Today we’re paying tribute to one of the most prolific surfboard shapers of all time: Phil Becker. Becker comes from a long line of shapers and labels that hail from the South Bay of Los Angeles, in and around Hermosa Beach. Bing Copeland, Hap Jacobs, Donald Takayama and Pat Rawson all can trace lineage back to the South Bay area — and that’s just a partial list. Keep scrolling below for some more background on the shaper, and then some pics of a lovely Phil Becker single fin.
It’s thought that Phil Becker hand shaped more surfboards than anyone else in history. Estimates peg Becker’s total output at somewhere between 100,000 and 130,000 boards shaped by hand — a truly mind-boggling figure. Becker spent some early parts of his career shaping for Rick Surfboards, another surfboard label with South Bay roots. By now, some readers may know that I’m a big fan of the early Rick / Becker boards.
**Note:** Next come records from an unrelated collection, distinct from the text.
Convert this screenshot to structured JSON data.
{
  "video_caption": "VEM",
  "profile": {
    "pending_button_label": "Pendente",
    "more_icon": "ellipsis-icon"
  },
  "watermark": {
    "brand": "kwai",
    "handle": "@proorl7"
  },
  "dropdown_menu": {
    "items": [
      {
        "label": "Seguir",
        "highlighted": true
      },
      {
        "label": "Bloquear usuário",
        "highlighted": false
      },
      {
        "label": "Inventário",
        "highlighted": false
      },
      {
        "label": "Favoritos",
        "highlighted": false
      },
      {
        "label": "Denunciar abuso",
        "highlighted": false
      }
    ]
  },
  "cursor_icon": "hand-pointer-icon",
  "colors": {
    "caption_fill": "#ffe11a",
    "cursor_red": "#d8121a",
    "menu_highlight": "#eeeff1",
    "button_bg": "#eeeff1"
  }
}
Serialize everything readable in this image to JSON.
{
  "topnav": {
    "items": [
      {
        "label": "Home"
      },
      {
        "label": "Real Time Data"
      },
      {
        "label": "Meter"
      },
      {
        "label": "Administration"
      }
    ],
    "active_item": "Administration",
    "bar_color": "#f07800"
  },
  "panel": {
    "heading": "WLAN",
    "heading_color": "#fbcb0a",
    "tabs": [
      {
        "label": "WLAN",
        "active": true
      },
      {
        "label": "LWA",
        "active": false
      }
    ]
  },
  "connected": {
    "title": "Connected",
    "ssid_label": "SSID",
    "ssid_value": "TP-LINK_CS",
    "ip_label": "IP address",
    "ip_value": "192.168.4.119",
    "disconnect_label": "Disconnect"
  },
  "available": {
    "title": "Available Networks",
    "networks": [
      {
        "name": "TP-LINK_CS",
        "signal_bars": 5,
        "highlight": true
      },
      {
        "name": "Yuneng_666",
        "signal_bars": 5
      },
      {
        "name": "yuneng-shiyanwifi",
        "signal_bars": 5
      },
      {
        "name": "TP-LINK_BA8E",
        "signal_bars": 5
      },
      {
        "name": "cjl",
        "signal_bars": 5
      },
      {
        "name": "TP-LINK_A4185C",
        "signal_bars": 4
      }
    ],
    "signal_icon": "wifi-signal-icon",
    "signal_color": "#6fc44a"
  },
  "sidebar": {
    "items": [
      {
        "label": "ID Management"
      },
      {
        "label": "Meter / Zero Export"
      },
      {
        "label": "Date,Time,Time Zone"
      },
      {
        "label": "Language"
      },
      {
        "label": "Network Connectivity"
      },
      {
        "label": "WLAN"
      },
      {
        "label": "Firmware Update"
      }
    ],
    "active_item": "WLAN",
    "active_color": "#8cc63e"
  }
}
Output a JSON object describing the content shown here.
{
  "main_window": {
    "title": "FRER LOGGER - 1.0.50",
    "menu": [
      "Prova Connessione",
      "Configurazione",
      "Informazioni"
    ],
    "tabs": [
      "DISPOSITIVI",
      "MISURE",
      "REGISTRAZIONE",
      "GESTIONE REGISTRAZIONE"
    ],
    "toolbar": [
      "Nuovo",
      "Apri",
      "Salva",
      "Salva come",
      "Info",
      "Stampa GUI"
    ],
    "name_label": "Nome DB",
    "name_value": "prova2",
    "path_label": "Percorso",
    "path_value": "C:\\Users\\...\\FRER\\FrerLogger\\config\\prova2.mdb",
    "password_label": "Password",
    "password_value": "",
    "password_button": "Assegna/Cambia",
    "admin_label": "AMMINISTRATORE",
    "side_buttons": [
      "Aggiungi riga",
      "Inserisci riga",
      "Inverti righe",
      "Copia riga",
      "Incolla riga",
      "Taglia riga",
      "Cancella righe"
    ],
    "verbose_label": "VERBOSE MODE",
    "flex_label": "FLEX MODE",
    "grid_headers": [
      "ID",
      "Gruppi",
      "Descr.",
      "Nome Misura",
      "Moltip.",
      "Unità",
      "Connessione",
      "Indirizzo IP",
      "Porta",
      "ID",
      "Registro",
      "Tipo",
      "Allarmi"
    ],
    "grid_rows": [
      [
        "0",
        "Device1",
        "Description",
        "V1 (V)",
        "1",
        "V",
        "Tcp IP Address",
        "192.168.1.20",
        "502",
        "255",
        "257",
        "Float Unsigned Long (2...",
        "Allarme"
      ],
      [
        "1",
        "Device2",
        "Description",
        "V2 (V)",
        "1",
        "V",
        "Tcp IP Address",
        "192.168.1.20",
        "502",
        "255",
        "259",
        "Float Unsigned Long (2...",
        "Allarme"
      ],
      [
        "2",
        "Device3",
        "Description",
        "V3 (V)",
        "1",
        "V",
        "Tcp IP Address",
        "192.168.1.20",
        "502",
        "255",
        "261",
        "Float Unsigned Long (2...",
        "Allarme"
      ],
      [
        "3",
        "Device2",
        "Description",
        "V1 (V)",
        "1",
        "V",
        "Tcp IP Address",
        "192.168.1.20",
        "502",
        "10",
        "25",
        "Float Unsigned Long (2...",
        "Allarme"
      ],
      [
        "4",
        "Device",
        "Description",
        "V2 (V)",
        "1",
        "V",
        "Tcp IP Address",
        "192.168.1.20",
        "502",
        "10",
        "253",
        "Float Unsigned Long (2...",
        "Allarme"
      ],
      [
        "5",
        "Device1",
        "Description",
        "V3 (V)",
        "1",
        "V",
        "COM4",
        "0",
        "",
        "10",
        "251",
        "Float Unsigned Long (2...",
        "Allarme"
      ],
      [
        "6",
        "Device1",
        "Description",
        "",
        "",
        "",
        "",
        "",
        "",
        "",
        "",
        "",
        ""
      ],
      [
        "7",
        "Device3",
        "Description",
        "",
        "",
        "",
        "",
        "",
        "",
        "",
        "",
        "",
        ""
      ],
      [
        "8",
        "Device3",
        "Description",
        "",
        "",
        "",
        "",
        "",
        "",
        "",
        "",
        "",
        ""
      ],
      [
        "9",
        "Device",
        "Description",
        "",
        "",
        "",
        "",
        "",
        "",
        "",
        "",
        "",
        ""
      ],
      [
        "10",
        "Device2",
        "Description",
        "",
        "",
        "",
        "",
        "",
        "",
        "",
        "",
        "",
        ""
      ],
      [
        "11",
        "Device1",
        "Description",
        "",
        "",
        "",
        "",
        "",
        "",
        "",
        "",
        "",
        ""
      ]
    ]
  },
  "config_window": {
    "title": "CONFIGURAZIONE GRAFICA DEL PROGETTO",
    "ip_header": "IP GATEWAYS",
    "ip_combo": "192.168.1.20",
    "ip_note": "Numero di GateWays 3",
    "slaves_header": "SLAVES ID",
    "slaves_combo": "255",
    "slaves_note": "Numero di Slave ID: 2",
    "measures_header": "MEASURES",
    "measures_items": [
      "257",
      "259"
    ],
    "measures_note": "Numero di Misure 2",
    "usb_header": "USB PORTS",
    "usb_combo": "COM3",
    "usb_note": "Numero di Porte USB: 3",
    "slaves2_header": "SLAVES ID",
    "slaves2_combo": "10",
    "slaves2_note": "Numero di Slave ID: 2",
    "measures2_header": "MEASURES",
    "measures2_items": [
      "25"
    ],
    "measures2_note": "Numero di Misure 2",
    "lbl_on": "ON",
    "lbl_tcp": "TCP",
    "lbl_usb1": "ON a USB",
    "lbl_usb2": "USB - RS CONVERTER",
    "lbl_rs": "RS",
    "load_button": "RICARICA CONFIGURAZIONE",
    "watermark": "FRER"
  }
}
The board featured in this post is an unbranded Phil Becker single fin. I’m guessing the board was shaped during the Seventies, but I’m not certain. The fact the board is unbranded is a bit unusual. From what I can tell — Becker is famously private; the Encyclopedia of Surfing claims he only gave one interview throughout his multi-decade career — Becker mostly shaped for two labels: Rick Surfboards and Becker Surfboards. Becker Surfboards, however, can be thought of a continuation of the Rick Surfboards brand. Becker and some business partners bought the Rick Surfboards label in 1980 or so, and then continued operations under the Becker Surfboards name, until they sold the brand to Billabong in 2010.
That said, I have seen two other labels with Becker shaped boards: Natural Progression and Sunline. The board in this post, however, is the only unbranded Becker shape I have seen to date.
Speaking of the board in question…my goodness, that thing is sexy. I actually love that there’s no branding anywhere on this board. The end result is a surfboard with clean, unblemished lines. It also doesn’t hurt that the board is still in fantastic condition.
As you can see, the board has a triple stringer setup and a gorgeous glass on fin.
The Phil Becker single fin you see above was listed for sale on Craigslist in Orange County over the weekend. The post is no longer up, so I can only assume that someone leapt on this thing. The asking price was $325, which I think is an amazing bargain for a board from a shaper of Becker’s caliber, not to mention just how beautiful the thing is.
That said, I’ve noticed that Becker’s boards tend to be pretty cheap overall. Maybe this is just a side effect of his prolific output over the years. Granted, the Phil Becker single fin featured in this post is a sample size of exactly one, so take that with a grain of salt. Either way, I think whoever ended up with this stick should be pretty stoked.